> _WHAT THE TASK ASKS_
List all lines of the data containing the word "JSON".

*** Opening of DATA EXTRACTS ***

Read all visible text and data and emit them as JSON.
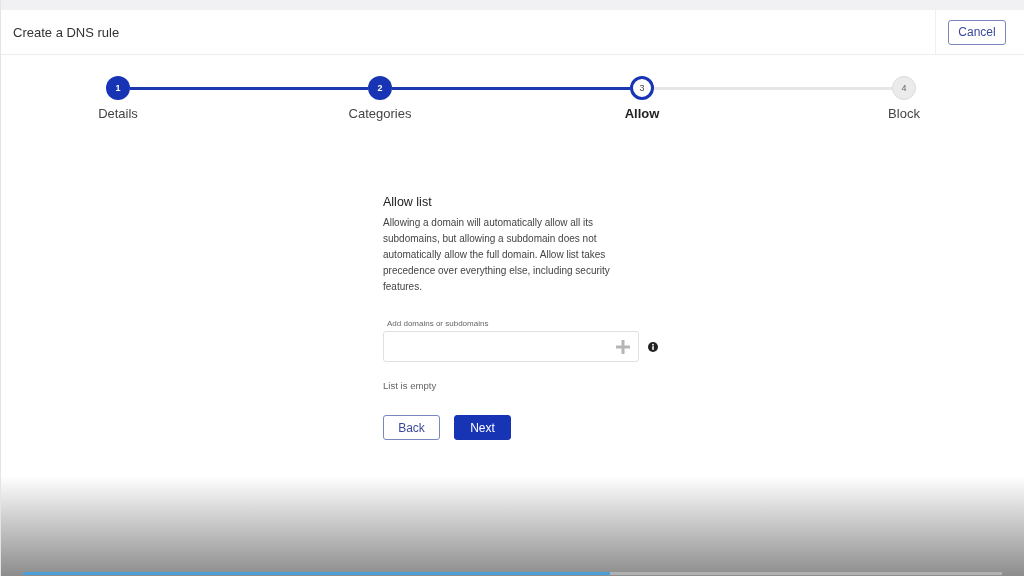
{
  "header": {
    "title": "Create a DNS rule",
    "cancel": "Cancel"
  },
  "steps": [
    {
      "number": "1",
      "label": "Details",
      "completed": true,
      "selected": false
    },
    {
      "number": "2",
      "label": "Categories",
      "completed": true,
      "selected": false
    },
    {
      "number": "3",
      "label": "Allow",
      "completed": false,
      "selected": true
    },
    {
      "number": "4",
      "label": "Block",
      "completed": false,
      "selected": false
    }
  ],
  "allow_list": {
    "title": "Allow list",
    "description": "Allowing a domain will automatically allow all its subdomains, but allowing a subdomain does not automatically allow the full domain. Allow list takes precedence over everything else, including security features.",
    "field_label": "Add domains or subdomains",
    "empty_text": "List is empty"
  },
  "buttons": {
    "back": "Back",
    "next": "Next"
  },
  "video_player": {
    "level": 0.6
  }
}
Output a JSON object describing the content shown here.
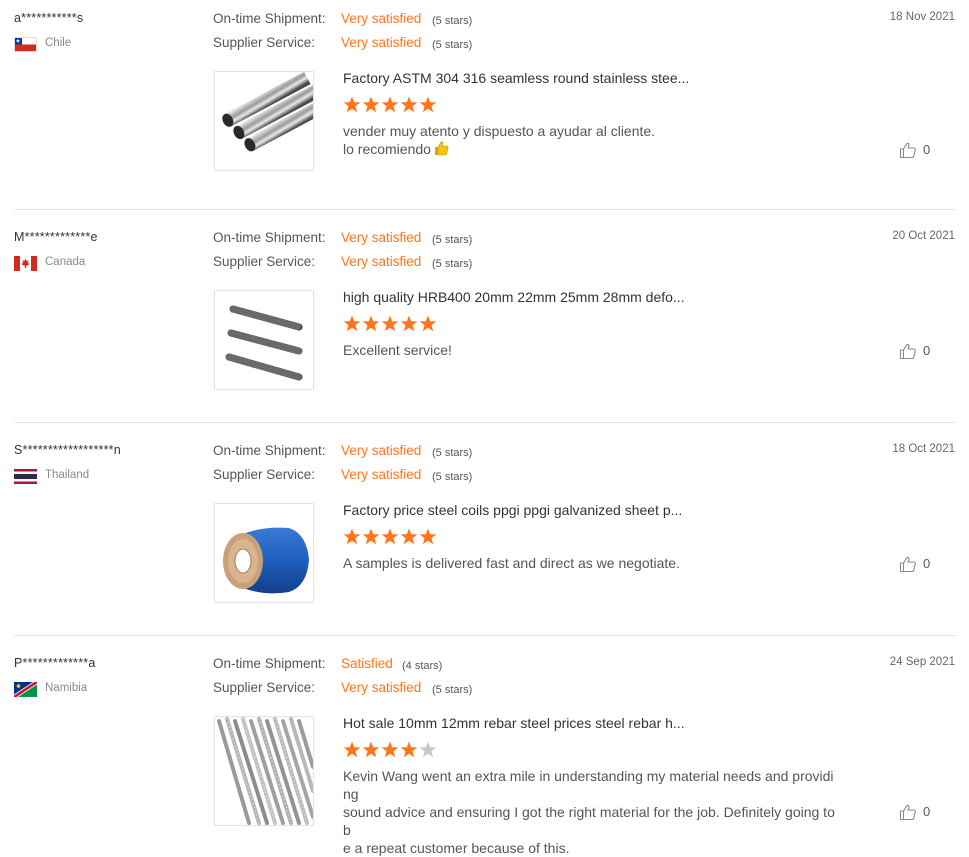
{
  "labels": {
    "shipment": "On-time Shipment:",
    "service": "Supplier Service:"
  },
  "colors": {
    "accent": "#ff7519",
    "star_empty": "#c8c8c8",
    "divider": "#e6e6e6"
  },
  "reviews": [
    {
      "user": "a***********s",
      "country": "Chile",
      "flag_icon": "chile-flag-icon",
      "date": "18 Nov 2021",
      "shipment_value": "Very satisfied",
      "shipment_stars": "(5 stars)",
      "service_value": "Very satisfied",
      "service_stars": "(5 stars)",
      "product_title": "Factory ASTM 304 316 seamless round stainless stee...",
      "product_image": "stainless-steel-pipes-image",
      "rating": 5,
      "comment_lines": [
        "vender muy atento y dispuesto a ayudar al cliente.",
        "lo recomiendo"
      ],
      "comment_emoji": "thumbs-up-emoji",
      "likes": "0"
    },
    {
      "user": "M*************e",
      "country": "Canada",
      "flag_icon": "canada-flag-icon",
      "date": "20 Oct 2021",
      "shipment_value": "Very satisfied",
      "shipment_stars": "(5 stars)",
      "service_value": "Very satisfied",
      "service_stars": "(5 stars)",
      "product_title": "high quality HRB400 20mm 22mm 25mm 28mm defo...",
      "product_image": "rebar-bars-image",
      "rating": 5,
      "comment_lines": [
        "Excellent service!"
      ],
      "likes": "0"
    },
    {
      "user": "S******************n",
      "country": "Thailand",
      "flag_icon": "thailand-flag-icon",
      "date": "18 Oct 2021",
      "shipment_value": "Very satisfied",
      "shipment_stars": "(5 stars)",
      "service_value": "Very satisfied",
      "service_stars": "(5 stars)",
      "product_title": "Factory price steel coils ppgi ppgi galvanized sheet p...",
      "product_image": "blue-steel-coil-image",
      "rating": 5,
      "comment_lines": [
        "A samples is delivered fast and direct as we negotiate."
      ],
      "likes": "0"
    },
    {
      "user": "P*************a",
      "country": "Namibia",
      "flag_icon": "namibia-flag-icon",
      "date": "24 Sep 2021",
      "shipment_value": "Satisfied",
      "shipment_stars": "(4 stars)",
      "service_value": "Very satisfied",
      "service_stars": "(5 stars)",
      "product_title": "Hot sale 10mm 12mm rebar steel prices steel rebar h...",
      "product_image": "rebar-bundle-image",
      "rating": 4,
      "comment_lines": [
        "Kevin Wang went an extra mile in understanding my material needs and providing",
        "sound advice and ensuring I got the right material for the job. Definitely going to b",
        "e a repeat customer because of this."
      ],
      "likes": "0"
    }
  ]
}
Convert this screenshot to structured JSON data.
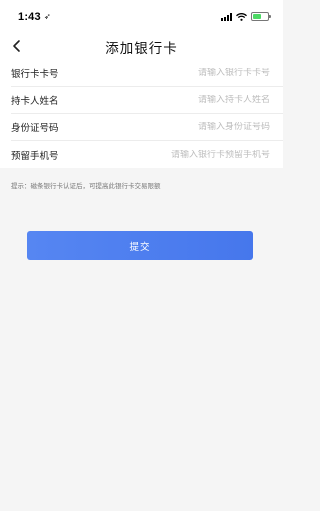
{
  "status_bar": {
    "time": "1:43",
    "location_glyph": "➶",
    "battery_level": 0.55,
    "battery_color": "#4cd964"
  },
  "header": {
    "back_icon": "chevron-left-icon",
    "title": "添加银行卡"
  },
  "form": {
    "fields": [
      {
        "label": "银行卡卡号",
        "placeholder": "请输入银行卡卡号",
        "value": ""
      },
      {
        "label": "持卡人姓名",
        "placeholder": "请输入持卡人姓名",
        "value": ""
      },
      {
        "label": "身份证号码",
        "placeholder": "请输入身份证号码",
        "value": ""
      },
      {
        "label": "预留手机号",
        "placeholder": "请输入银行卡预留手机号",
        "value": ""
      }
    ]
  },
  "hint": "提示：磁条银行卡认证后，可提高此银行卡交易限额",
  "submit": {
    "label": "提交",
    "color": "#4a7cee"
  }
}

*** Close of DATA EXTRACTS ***
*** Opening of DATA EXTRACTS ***

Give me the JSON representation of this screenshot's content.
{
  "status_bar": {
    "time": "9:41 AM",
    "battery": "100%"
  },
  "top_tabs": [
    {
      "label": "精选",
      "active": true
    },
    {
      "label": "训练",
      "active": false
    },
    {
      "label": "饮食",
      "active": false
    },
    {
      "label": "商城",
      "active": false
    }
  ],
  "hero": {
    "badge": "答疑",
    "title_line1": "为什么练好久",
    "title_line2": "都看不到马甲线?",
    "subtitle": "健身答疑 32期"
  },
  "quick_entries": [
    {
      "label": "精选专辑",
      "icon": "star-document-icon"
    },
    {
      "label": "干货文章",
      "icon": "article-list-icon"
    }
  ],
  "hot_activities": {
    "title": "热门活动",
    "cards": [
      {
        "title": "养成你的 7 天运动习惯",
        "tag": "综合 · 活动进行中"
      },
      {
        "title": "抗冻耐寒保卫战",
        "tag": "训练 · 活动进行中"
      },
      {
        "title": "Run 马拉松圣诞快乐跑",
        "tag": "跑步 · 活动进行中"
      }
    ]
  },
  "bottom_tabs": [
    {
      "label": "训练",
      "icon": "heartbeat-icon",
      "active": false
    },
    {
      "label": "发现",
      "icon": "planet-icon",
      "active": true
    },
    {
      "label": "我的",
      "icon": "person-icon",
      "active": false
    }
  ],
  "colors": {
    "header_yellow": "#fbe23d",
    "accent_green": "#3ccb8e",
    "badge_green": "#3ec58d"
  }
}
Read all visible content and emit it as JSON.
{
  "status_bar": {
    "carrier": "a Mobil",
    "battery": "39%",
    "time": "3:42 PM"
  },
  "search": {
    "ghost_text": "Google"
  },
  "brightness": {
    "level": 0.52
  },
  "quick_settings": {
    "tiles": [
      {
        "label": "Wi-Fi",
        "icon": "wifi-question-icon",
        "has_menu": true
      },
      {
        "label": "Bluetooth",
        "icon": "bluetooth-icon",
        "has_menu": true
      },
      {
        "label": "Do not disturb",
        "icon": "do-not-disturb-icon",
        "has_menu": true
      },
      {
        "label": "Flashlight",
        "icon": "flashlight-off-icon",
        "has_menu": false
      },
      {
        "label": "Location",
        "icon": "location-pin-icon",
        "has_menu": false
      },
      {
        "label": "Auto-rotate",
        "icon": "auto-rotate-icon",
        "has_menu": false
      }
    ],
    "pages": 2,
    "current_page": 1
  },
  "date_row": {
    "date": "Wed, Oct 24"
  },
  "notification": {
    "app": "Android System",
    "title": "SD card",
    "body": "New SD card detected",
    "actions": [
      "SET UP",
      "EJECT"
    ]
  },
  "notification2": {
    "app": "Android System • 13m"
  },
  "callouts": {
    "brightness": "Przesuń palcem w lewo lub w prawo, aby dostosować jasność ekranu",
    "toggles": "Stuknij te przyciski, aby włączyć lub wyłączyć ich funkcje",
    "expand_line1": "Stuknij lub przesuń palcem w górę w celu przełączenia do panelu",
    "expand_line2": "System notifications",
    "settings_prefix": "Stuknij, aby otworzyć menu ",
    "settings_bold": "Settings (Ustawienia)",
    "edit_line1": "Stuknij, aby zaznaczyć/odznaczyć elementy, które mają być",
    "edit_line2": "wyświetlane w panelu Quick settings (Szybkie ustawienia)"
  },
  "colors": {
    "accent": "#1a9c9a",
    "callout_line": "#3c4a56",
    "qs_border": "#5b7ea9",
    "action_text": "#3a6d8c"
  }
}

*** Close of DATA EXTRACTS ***
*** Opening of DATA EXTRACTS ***

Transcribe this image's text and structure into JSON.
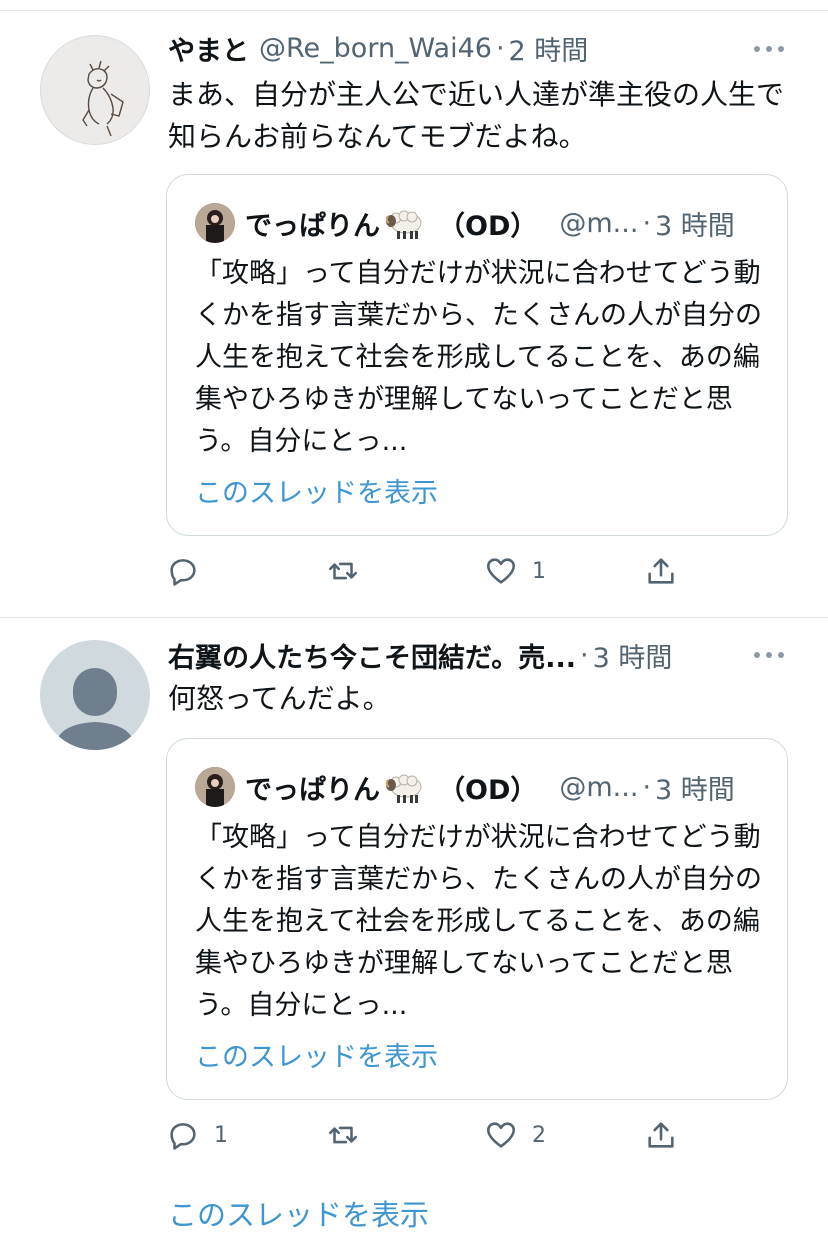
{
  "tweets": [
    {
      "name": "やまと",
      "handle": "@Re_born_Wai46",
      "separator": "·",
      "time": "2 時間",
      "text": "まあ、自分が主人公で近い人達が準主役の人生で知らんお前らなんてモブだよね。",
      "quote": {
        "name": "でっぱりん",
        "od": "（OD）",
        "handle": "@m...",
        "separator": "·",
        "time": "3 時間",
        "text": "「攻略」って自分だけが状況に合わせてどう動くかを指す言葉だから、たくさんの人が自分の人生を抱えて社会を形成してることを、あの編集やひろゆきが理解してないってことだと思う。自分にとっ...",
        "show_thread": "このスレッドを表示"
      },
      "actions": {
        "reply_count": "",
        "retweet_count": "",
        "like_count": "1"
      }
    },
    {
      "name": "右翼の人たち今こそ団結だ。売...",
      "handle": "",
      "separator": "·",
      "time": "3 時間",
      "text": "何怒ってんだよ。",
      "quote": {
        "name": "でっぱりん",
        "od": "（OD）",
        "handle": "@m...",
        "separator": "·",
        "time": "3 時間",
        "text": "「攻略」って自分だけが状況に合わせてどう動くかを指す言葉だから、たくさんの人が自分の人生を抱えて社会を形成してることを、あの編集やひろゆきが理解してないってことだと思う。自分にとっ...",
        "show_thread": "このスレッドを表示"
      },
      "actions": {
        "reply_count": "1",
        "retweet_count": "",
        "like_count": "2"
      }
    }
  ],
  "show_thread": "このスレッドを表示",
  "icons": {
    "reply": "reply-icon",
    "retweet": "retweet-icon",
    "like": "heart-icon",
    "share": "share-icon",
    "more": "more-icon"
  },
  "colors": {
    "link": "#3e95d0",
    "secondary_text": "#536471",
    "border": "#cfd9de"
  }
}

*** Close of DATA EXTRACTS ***

> _EXERCISE ANSWER_
Read all visible text and data and emit them as JSON.
Output a JSON object describing the content shown here.
Convert this screenshot to structured JSON data.
Give me the JSON representation of this screenshot's content.
Read all visible content and emit it as JSON.
Transcribe this image's text and structure into JSON.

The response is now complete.